YOUR INSTRUCTIONS: Read through the listing, and wherever a line holds the word "this", return it.

[SOURCE DATA Boundary: Start]

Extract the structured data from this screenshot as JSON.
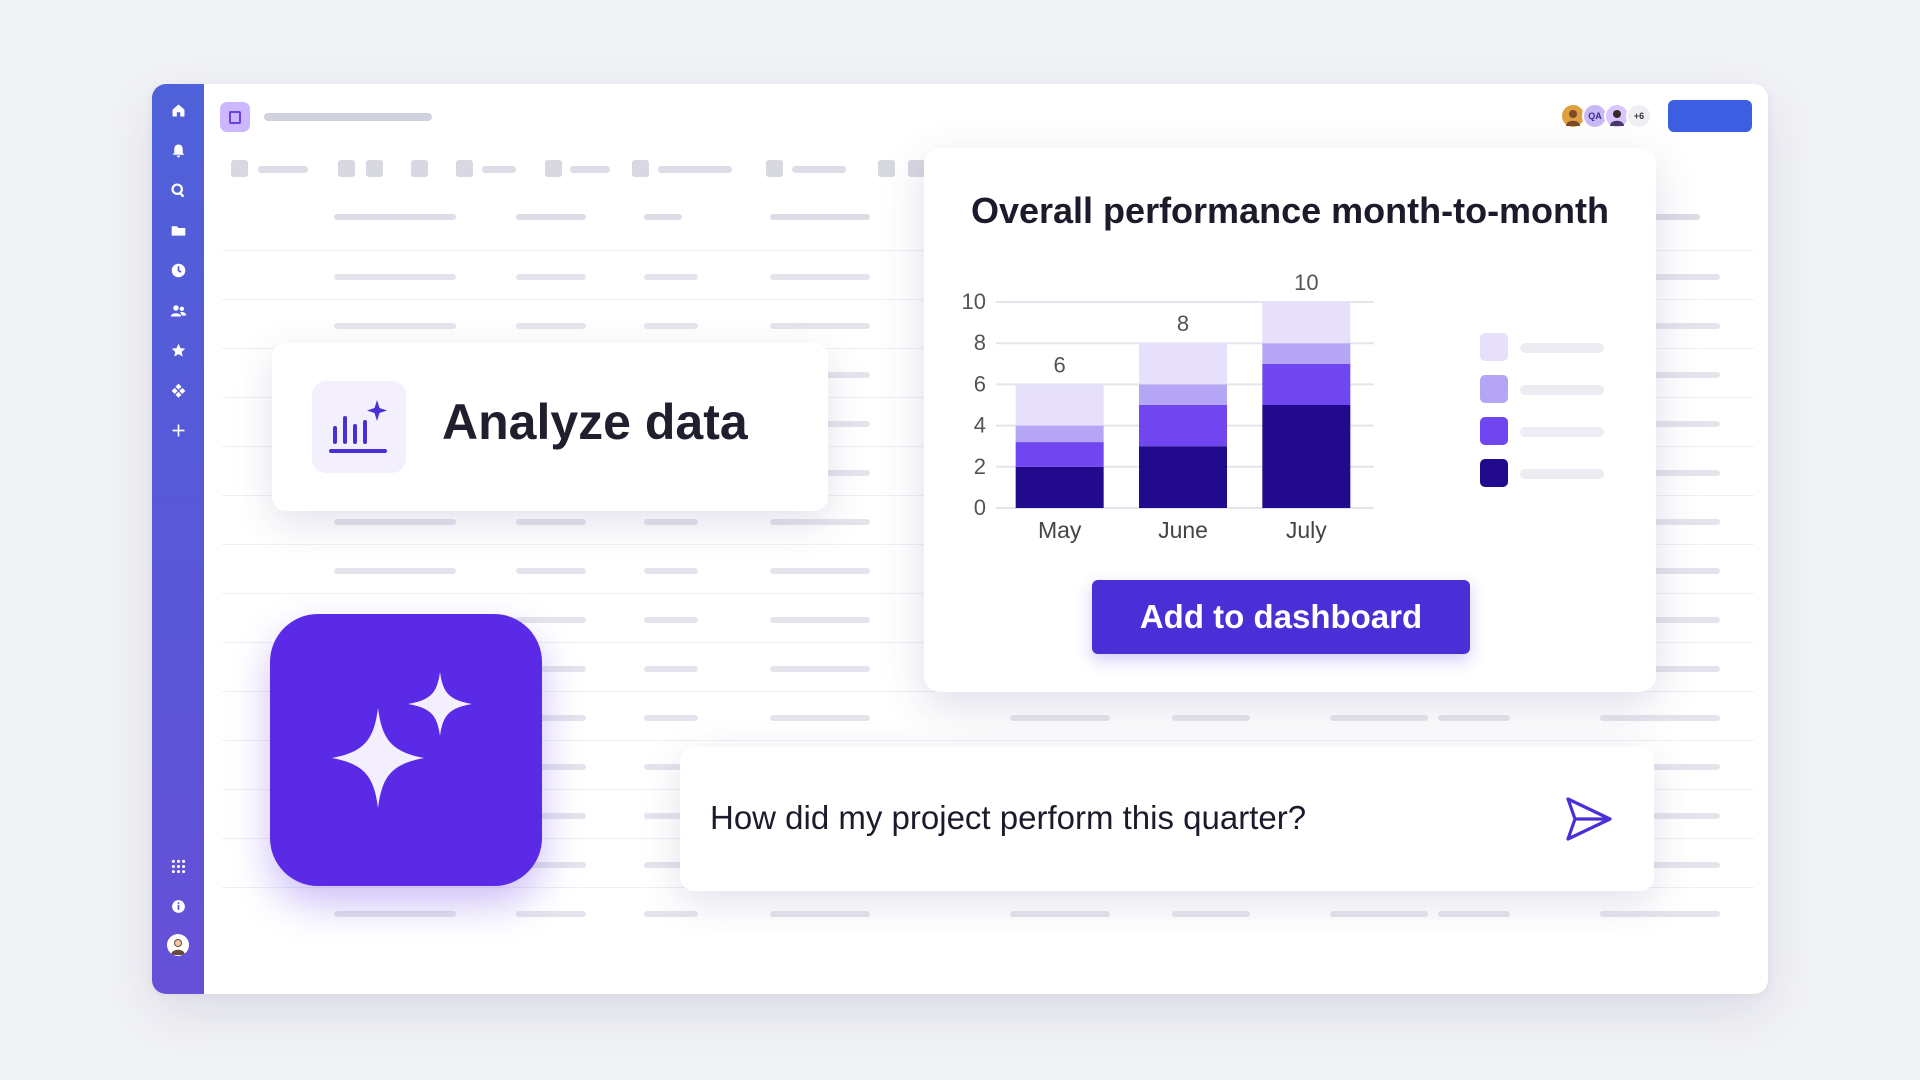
{
  "analyze_card": {
    "title": "Analyze data"
  },
  "chart_card": {
    "title": "Overall performance month-to-month",
    "button_label": "Add to dashboard"
  },
  "prompt": {
    "text": "How did my project perform this quarter?"
  },
  "header": {
    "collaborators": [
      {
        "initials": "",
        "color": "#e0a040"
      },
      {
        "initials": "QA",
        "color": "#c9b8f5"
      },
      {
        "initials": "",
        "color": "#d7c6ff"
      }
    ],
    "more_count": "+6"
  },
  "sidebar": {
    "top_icons": [
      "home-icon",
      "bell-icon",
      "search-icon",
      "folder-icon",
      "clock-icon",
      "people-icon",
      "star-icon",
      "apps-icon",
      "plus-icon"
    ],
    "bottom_icons": [
      "grid-icon",
      "help-icon",
      "profile-avatar-icon"
    ]
  },
  "chart_data": {
    "type": "bar",
    "stacked": true,
    "categories": [
      "May",
      "June",
      "July"
    ],
    "totals": [
      6,
      8,
      10
    ],
    "ylim": [
      0,
      10
    ],
    "yticks": [
      0,
      2,
      4,
      6,
      8,
      10
    ],
    "grid": true,
    "legend_position": "right",
    "series": [
      {
        "color": "#220a8c",
        "values": [
          2,
          3,
          5
        ]
      },
      {
        "color": "#6f46f0",
        "values": [
          1.2,
          2,
          2
        ]
      },
      {
        "color": "#b4a6f4",
        "values": [
          0.8,
          1,
          1
        ]
      },
      {
        "color": "#e6e0fb",
        "values": [
          2,
          2,
          2
        ]
      }
    ]
  }
}
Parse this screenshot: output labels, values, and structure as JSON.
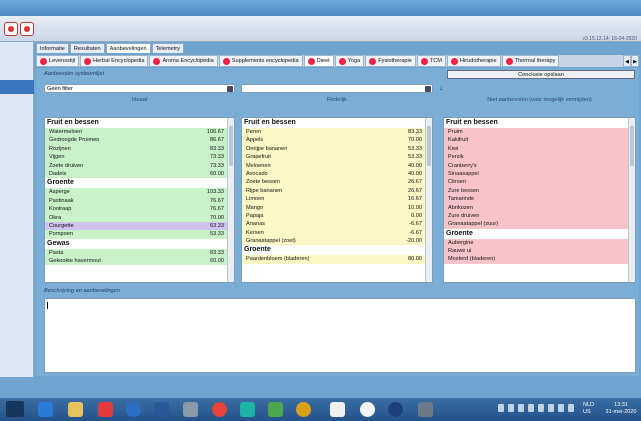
{
  "version": "v3.15.12.14; 16-04-2020",
  "subtabs": [
    "Informatie",
    "Resultaten",
    "Aanbevelingen",
    "Telemetry"
  ],
  "tabs": [
    "Levensstijl",
    "Herbal Encyclopedia",
    "Aroma Encyclopedia",
    "Supplements encyclopedia",
    "Dieet",
    "Yoga",
    "Fysiotherapie",
    "TCM",
    "Hirudotherapie",
    "Thermal therapy"
  ],
  "section_title": "Aanbevolen systeemlijst",
  "save_button": "Conclusie opslaan",
  "filter1_value": "Geen filter",
  "filter2_value": "",
  "columns": {
    "col1": "Ideaal",
    "col2": "Redelijk",
    "col3": "Niet aanbevolen (voor mogelijk vermijden)"
  },
  "list1": {
    "group1": "Fruit en bessen",
    "items1": [
      {
        "name": "Watermeloen",
        "value": "106.67"
      },
      {
        "name": "Gedroogde Pruimen",
        "value": "86.67"
      },
      {
        "name": "Rozijnen",
        "value": "83.33"
      },
      {
        "name": "Vijgen",
        "value": "73.33"
      },
      {
        "name": "Zoete druiven",
        "value": "73.33"
      },
      {
        "name": "Dadels",
        "value": "60.00"
      }
    ],
    "group2": "Groente",
    "items2": [
      {
        "name": "Asperge",
        "value": "103.33"
      },
      {
        "name": "Pastinaak",
        "value": "76.67"
      },
      {
        "name": "Koolraap",
        "value": "76.67"
      },
      {
        "name": "Okra",
        "value": "70.00"
      },
      {
        "name": "Courgette",
        "value": "63.33"
      },
      {
        "name": "Pompoen",
        "value": "53.33"
      }
    ],
    "group3": "Gewas",
    "items3": [
      {
        "name": "Pasta",
        "value": "83.33"
      },
      {
        "name": "Gekookte havermout",
        "value": "60.00"
      }
    ]
  },
  "list2": {
    "group1": "Fruit en bessen",
    "items1": [
      {
        "name": "Peren",
        "value": "83.33"
      },
      {
        "name": "Appels",
        "value": "70.00"
      },
      {
        "name": "Onrijpe bananen",
        "value": "53.33"
      },
      {
        "name": "Grapefruit",
        "value": "53.33"
      },
      {
        "name": "Meloenen",
        "value": "40.00"
      },
      {
        "name": "Avocado",
        "value": "40.00"
      },
      {
        "name": "Zoete bessen",
        "value": "26.67"
      },
      {
        "name": "Rijpe bananen",
        "value": "26.67"
      },
      {
        "name": "Limoen",
        "value": "16.67"
      },
      {
        "name": "Mango",
        "value": "10.00"
      },
      {
        "name": "Papaja",
        "value": "0.00"
      },
      {
        "name": "Ananas",
        "value": "-6.67"
      },
      {
        "name": "Kersen",
        "value": "-6.67"
      },
      {
        "name": "Granaatappel (zoet)",
        "value": "-20.00"
      }
    ],
    "group2": "Groente",
    "items2": [
      {
        "name": "Paardenbloem (bladeren)",
        "value": "80.00"
      }
    ]
  },
  "list3": {
    "group1": "Fruit en bessen",
    "items1": [
      "Pruim",
      "Kakifruit",
      "Kiwi",
      "Perzik",
      "Cranberry's",
      "Sinaasappel",
      "Citroen",
      "Zure bessen",
      "Tamarinde",
      "Abrikozen",
      "Zure druiven",
      "Granaatappel (zuur)"
    ],
    "group2": "Groente",
    "items2": [
      "Aubergine",
      "Rauwe ui",
      "Mosterd (bladeren)"
    ]
  },
  "description_title": "Beschrijving en aanbevelingen",
  "taskbar": {
    "lang1": "NLD",
    "lang2": "US",
    "time": "13:31",
    "date": "31-mei-2020"
  }
}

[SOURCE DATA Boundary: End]

RESPONSE BOX:
Extract the structured data from this screenshot as JSON.
    "text": "How did my project perform this quarter?"
Parse this screenshot: output labels, values, and structure as JSON.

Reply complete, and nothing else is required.